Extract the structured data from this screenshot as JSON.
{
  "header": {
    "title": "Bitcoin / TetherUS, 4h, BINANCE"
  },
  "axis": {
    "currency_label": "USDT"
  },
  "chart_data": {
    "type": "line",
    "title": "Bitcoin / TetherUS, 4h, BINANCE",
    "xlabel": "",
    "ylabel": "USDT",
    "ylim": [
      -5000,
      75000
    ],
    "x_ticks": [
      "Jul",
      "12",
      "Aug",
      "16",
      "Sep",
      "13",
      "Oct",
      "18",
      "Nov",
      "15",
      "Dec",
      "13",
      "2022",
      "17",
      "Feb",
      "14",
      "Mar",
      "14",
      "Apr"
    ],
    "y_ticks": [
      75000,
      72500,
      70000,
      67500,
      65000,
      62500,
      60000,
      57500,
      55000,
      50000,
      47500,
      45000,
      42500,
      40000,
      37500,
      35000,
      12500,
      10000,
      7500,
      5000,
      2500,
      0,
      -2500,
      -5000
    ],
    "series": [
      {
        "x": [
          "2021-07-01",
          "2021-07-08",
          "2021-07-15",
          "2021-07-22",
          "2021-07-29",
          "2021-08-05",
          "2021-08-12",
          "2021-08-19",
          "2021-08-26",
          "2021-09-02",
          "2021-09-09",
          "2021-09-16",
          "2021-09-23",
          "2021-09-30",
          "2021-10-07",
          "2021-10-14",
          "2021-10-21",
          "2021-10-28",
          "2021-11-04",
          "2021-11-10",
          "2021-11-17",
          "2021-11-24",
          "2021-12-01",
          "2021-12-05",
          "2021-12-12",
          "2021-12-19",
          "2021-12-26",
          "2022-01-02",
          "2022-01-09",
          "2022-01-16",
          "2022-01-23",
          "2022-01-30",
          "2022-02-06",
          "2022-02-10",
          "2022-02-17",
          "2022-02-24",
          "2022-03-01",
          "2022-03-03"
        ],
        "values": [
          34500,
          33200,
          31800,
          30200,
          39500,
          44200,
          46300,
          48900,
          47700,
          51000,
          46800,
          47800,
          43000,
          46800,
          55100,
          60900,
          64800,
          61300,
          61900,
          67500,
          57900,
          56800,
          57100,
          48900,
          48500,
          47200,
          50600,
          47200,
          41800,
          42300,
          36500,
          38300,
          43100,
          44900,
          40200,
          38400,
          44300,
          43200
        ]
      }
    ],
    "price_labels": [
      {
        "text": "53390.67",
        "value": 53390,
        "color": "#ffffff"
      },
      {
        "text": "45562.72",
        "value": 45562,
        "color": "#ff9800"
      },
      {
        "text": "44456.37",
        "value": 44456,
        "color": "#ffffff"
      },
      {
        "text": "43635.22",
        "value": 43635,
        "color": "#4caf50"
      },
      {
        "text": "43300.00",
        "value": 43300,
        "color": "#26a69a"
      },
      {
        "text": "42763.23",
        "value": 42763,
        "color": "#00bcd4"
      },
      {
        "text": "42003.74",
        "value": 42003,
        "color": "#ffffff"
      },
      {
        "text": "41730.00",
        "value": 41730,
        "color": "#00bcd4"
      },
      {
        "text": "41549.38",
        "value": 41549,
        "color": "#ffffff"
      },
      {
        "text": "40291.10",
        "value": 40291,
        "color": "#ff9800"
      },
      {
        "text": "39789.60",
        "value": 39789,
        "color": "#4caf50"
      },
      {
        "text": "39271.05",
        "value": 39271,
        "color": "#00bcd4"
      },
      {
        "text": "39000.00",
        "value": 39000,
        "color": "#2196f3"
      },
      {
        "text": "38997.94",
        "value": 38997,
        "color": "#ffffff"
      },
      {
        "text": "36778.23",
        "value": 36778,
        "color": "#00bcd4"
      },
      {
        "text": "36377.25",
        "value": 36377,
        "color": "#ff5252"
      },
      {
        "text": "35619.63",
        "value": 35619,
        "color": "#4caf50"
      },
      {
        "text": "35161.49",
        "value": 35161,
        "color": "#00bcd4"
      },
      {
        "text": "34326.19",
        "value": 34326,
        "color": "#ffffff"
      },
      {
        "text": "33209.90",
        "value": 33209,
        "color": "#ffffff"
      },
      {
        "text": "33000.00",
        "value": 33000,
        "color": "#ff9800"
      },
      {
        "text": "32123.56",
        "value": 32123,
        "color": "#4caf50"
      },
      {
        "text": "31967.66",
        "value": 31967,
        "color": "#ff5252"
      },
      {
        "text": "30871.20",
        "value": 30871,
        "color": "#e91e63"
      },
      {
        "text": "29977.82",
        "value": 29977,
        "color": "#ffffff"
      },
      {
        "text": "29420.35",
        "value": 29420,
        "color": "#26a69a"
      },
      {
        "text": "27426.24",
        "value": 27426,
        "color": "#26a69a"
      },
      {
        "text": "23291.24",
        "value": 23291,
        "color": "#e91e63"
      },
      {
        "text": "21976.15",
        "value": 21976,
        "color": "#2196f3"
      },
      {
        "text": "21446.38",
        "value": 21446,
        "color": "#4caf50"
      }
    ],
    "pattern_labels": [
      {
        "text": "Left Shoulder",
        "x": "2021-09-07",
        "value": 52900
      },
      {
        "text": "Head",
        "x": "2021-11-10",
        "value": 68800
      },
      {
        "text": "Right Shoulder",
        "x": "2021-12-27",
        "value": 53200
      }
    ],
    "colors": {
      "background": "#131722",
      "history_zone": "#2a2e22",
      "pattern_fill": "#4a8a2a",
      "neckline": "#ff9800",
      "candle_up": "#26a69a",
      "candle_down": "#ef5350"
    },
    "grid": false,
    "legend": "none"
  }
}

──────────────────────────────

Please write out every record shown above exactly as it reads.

### Result of this task
Extract the structured data from this screenshot as JSON.
{
  "header": {
    "title": "Bitcoin / TetherUS, 4h, BINANCE"
  },
  "axis": {
    "currency_label": "USDT"
  },
  "chart_data": {
    "type": "line",
    "title": "Bitcoin / TetherUS, 4h, BINANCE",
    "xlabel": "",
    "ylabel": "USDT",
    "ylim": [
      -5000,
      75000
    ],
    "x_ticks": [
      "Jul",
      "12",
      "Aug",
      "16",
      "Sep",
      "13",
      "Oct",
      "18",
      "Nov",
      "15",
      "Dec",
      "13",
      "2022",
      "17",
      "Feb",
      "14",
      "Mar",
      "14",
      "Apr"
    ],
    "y_ticks": [
      75000,
      72500,
      70000,
      67500,
      65000,
      62500,
      60000,
      57500,
      55000,
      50000,
      47500,
      45000,
      42500,
      40000,
      37500,
      35000,
      12500,
      10000,
      7500,
      5000,
      2500,
      0,
      -2500,
      -5000
    ],
    "series": [
      {
        "x": [
          "2021-07-01",
          "2021-07-08",
          "2021-07-15",
          "2021-07-22",
          "2021-07-29",
          "2021-08-05",
          "2021-08-12",
          "2021-08-19",
          "2021-08-26",
          "2021-09-02",
          "2021-09-09",
          "2021-09-16",
          "2021-09-23",
          "2021-09-30",
          "2021-10-07",
          "2021-10-14",
          "2021-10-21",
          "2021-10-28",
          "2021-11-04",
          "2021-11-10",
          "2021-11-17",
          "2021-11-24",
          "2021-12-01",
          "2021-12-05",
          "2021-12-12",
          "2021-12-19",
          "2021-12-26",
          "2022-01-02",
          "2022-01-09",
          "2022-01-16",
          "2022-01-23",
          "2022-01-30",
          "2022-02-06",
          "2022-02-10",
          "2022-02-17",
          "2022-02-24",
          "2022-03-01",
          "2022-03-03"
        ],
        "values": [
          34500,
          33200,
          31800,
          30200,
          39500,
          44200,
          46300,
          48900,
          47700,
          51000,
          46800,
          47800,
          43000,
          46800,
          55100,
          60900,
          64800,
          61300,
          61900,
          67500,
          57900,
          56800,
          57100,
          48900,
          48500,
          47200,
          50600,
          47200,
          41800,
          42300,
          36500,
          38300,
          43100,
          44900,
          40200,
          38400,
          44300,
          43200
        ]
      }
    ],
    "price_labels": [
      {
        "text": "53390.67",
        "value": 53390,
        "color": "#ffffff"
      },
      {
        "text": "45562.72",
        "value": 45562,
        "color": "#ff9800"
      },
      {
        "text": "44456.37",
        "value": 44456,
        "color": "#ffffff"
      },
      {
        "text": "43635.22",
        "value": 43635,
        "color": "#4caf50"
      },
      {
        "text": "43300.00",
        "value": 43300,
        "color": "#26a69a"
      },
      {
        "text": "42763.23",
        "value": 42763,
        "color": "#00bcd4"
      },
      {
        "text": "42003.74",
        "value": 42003,
        "color": "#ffffff"
      },
      {
        "text": "41730.00",
        "value": 41730,
        "color": "#00bcd4"
      },
      {
        "text": "41549.38",
        "value": 41549,
        "color": "#ffffff"
      },
      {
        "text": "40291.10",
        "value": 40291,
        "color": "#ff9800"
      },
      {
        "text": "39789.60",
        "value": 39789,
        "color": "#4caf50"
      },
      {
        "text": "39271.05",
        "value": 39271,
        "color": "#00bcd4"
      },
      {
        "text": "39000.00",
        "value": 39000,
        "color": "#2196f3"
      },
      {
        "text": "38997.94",
        "value": 38997,
        "color": "#ffffff"
      },
      {
        "text": "36778.23",
        "value": 36778,
        "color": "#00bcd4"
      },
      {
        "text": "36377.25",
        "value": 36377,
        "color": "#ff5252"
      },
      {
        "text": "35619.63",
        "value": 35619,
        "color": "#4caf50"
      },
      {
        "text": "35161.49",
        "value": 35161,
        "color": "#00bcd4"
      },
      {
        "text": "34326.19",
        "value": 34326,
        "color": "#ffffff"
      },
      {
        "text": "33209.90",
        "value": 33209,
        "color": "#ffffff"
      },
      {
        "text": "33000.00",
        "value": 33000,
        "color": "#ff9800"
      },
      {
        "text": "32123.56",
        "value": 32123,
        "color": "#4caf50"
      },
      {
        "text": "31967.66",
        "value": 31967,
        "color": "#ff5252"
      },
      {
        "text": "30871.20",
        "value": 30871,
        "color": "#e91e63"
      },
      {
        "text": "29977.82",
        "value": 29977,
        "color": "#ffffff"
      },
      {
        "text": "29420.35",
        "value": 29420,
        "color": "#26a69a"
      },
      {
        "text": "27426.24",
        "value": 27426,
        "color": "#26a69a"
      },
      {
        "text": "23291.24",
        "value": 23291,
        "color": "#e91e63"
      },
      {
        "text": "21976.15",
        "value": 21976,
        "color": "#2196f3"
      },
      {
        "text": "21446.38",
        "value": 21446,
        "color": "#4caf50"
      }
    ],
    "pattern_labels": [
      {
        "text": "Left Shoulder",
        "x": "2021-09-07",
        "value": 52900
      },
      {
        "text": "Head",
        "x": "2021-11-10",
        "value": 68800
      },
      {
        "text": "Right Shoulder",
        "x": "2021-12-27",
        "value": 53200
      }
    ],
    "colors": {
      "background": "#131722",
      "history_zone": "#2a2e22",
      "pattern_fill": "#4a8a2a",
      "neckline": "#ff9800",
      "candle_up": "#26a69a",
      "candle_down": "#ef5350"
    },
    "grid": false,
    "legend": "none"
  }
}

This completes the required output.